In a survey conducted by CITI, investors preferred KCB counter due to its undemanding valuation (0.9x 2019e PB vs a 22% 2019e ROE), and its ability to navigate any economic downturn because of its larger corporate and payroll retail customer base.
“Furthermore since we expect movement on the Banking Act (rate caps) in the second half of 2019, we find the banks valuation offers an upside from today’s levels under both the scenario of caps remaining unchanged (+30%) and being amended (+55%),” said CITI in its Frontiers Markets in 2019 research.
CITI has projected a buy rating with a take-profit order of Ksh52, or 1.3x 2019e Book and 6.1x 2019e earnings.
Despite EABL’s dismal financial performance in recent years, the stock’s slide in 2018 has exaggerated the deterioration in fundamentals.
“Today, EABL shares are at a FY19e PE of 14.2x and FY19e EV/EBITDA of 6.4x, cheaper than they have been in years.
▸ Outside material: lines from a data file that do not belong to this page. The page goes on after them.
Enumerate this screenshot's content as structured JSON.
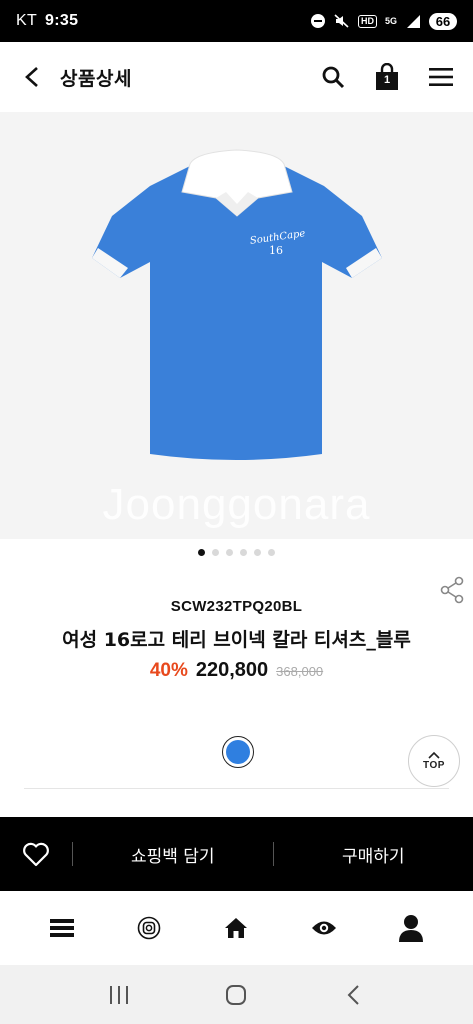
{
  "status_bar": {
    "carrier": "KT",
    "time": "9:35",
    "hd": "HD",
    "network": "5G",
    "battery": "66"
  },
  "header": {
    "title": "상품상세",
    "bag_count": "1"
  },
  "gallery": {
    "watermark": "Joonggonara",
    "shirt_text_1": "SouthCape",
    "shirt_text_2": "16",
    "page_count": 6,
    "active_page": 1
  },
  "product": {
    "code": "SCW232TPQ20BL",
    "name": "여성 16로고 테리 브이넥 칼라 티셔츠_블루",
    "discount": "40%",
    "sale_price": "220,800",
    "original_price": "368,000",
    "color_swatch": "#2f7fe0"
  },
  "top_button": {
    "label": "TOP"
  },
  "action_bar": {
    "cart_label": "쇼핑백 담기",
    "buy_label": "구매하기"
  },
  "colors": {
    "accent_discount": "#e8491d",
    "action_bar_bg": "#000000",
    "shirt_blue": "#3a80d9"
  }
}
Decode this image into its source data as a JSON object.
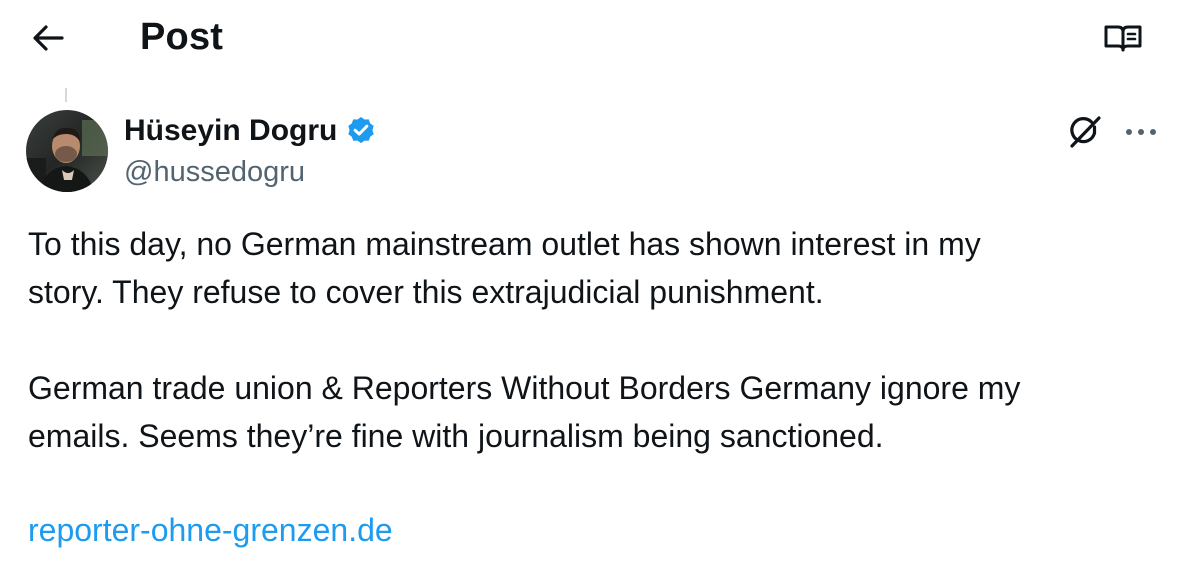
{
  "header": {
    "title": "Post"
  },
  "post": {
    "author": {
      "name": "Hüseyin Dogru",
      "handle": "@hussedogru",
      "verified": true
    },
    "paragraphs": [
      {
        "lines": [
          "To this day, no German mainstream outlet has shown interest in my",
          "story. They refuse to cover this extrajudicial punishment."
        ]
      },
      {
        "lines": [
          "German trade union & Reporters Without Borders Germany ignore my",
          "emails. Seems they’re fine with journalism being sanctioned."
        ]
      }
    ],
    "link": "reporter-ohne-grenzen.de"
  },
  "icons": {
    "back": "arrow-left-icon",
    "reader": "open-book-icon",
    "verified": "verified-badge-icon",
    "grok": "grok-icon",
    "more": "more-horizontal-icon"
  },
  "colors": {
    "text": "#0f1419",
    "secondary": "#536471",
    "link": "#1d9bf0",
    "verified": "#1d9bf0"
  }
}
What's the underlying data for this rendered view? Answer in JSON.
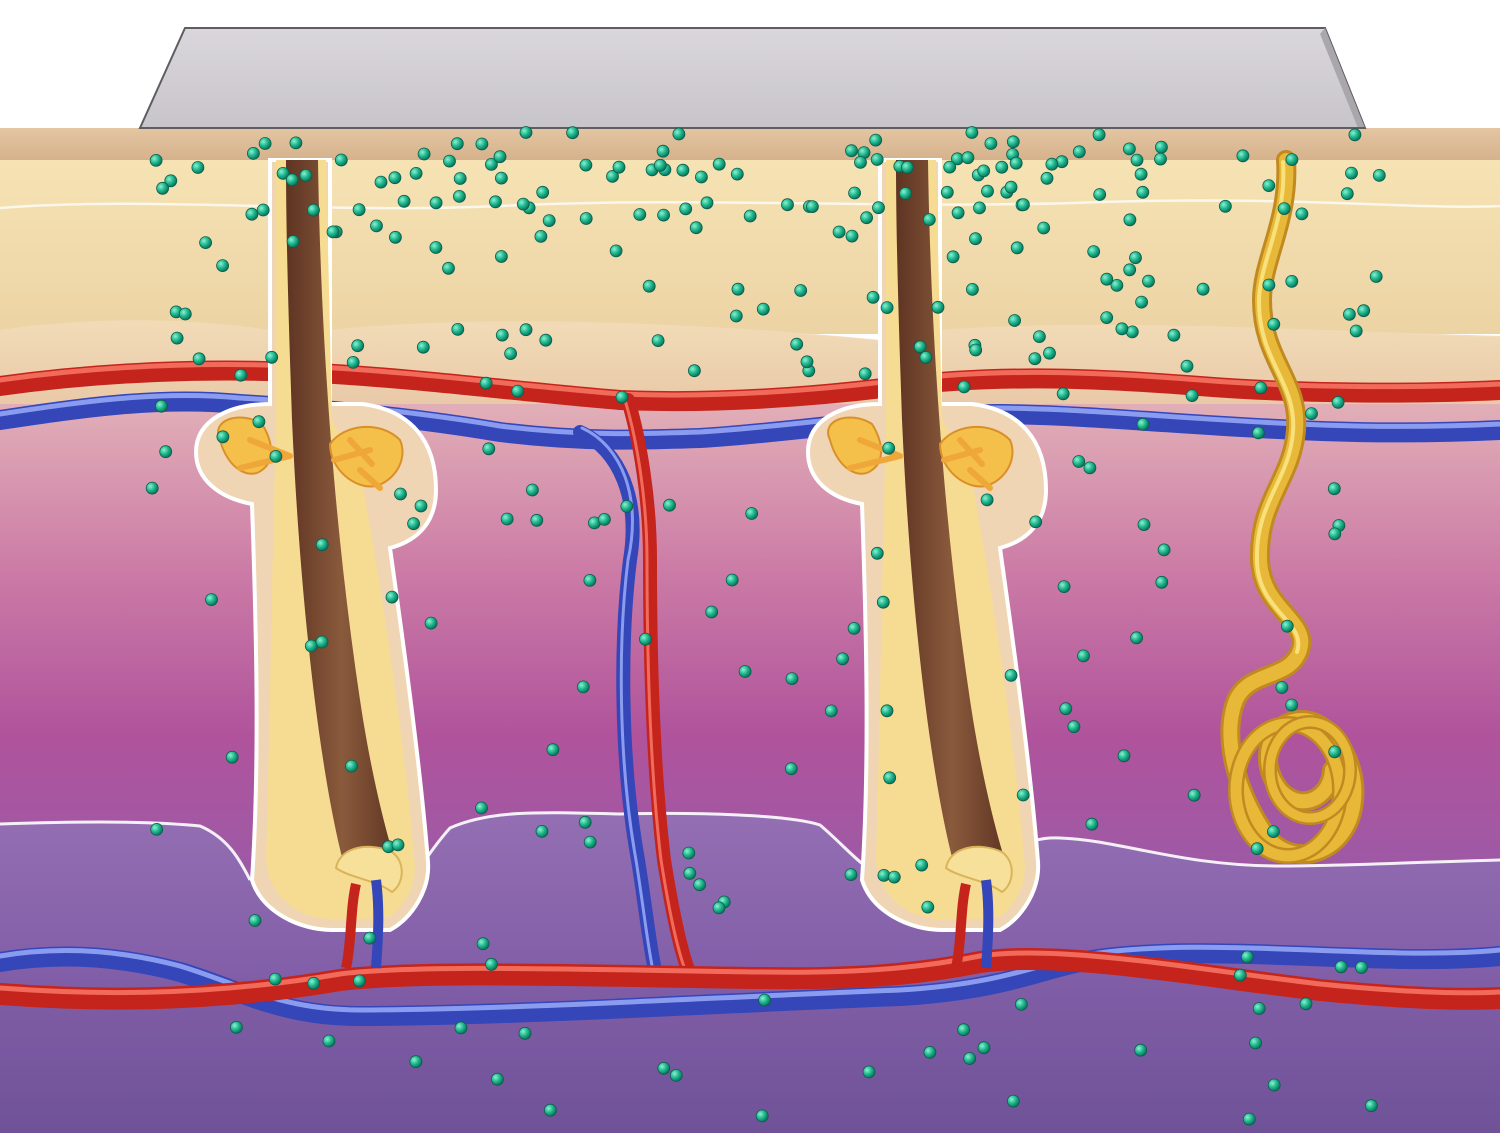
{
  "diagram": {
    "subject": "skin-cross-section-transdermal-patch",
    "labels": [],
    "colors": {
      "background": "#ffffff",
      "patch_top": "#d3d0d6",
      "patch_face": "#bfbcc2",
      "patch_edge": "#6f6c72",
      "stratum_corneum": "#dcb995",
      "epidermis_upper": "#f3dfae",
      "epidermis_lower": "#efd0b0",
      "dermis_upper": "#d99bb0",
      "dermis_mid": "#b45a9e",
      "dermis_lower": "#9866a8",
      "hypodermis": "#7a5aa0",
      "artery": "#c92a22",
      "artery_highlight": "#f06a5a",
      "vein": "#4a5bc6",
      "vein_highlight": "#8a9cf0",
      "hair_shaft": "#7a4a30",
      "follicle_sheath": "#f6dc92",
      "sebaceous_gland": "#f0a73a",
      "sweat_gland": "#e2b236",
      "drug_particle": "#1fb98f",
      "membrane_line": "#ffffff"
    }
  }
}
With new capacity coming online amid a stable demand backdrop, we think now is a good entry point,” said the report.
A key frontier markets stocks preference with upside was Safaricom, while with the downside were Equity Bank, Kenyan Banks and Safaricom.
The Kenyan equity market slumped lower last year, despite a strong 2017, as Safaricom came under pressure along with other benchmark heavyweights, amid low trading volumes.
One of our preferred bellwethers of frontier flows is the performance of a basket of “go to” frontier markets stocks that have historically been popular with frontier funds. These stocks have consistently outperformed the FM index for years, but suddenly ran out of steam in 2018 and started underperforming, partly blamed on outflows.
“ We see 2019 as a reasonably good backdrop and are Buyers of both KCB and EABL,” says the research.
CITI surveyed a group of top frontier investors on their outlook for the year. The 30+ respondents collectively manage nearly $20b in dedicated frontier markets funds – 60 per cent of which are global frontier funds, with the remainder representing regional strategies.
Most of the investors surveyed are bullish and expect market gains, on the heels of a tough 2018. 57 per cent experienced outflows over the past year, while about a third saw inflows and a smaller number (11%) reported neutral flows.
Still, 61 per cent are optimistic, expecting inflows, compared with just 7 per cent expecting outflows (slightly higher than last year, when not a single respondent expected outflows) and 32 per cent calling for neither.
Respondents were asked what is the “right” size of a frontier fund, given liquidity constraints. The most replies (63 per cent) went for the $500m-$1b range as the maximum healthy size for an FM fund, while for an FEM fund the majority split between “$1b-2b” (30 per cent) and “>$2b” (39 per cent). This is in contrast with 2018 when more respondents expressed comfort with a larger target fund size, despite lower trading volumes.
Surveyed investors were also bullish on relative performance, with 83 per cent expecting FM to outperform Developed Markets, although the view on performance relative to emerging markets was more equivocal, with the highest number (41 per cent) calling for in-line performance, a slightly lower smaller number (39 per cent) calling for outperformance and 21 per cent expecting FM to underperform EM.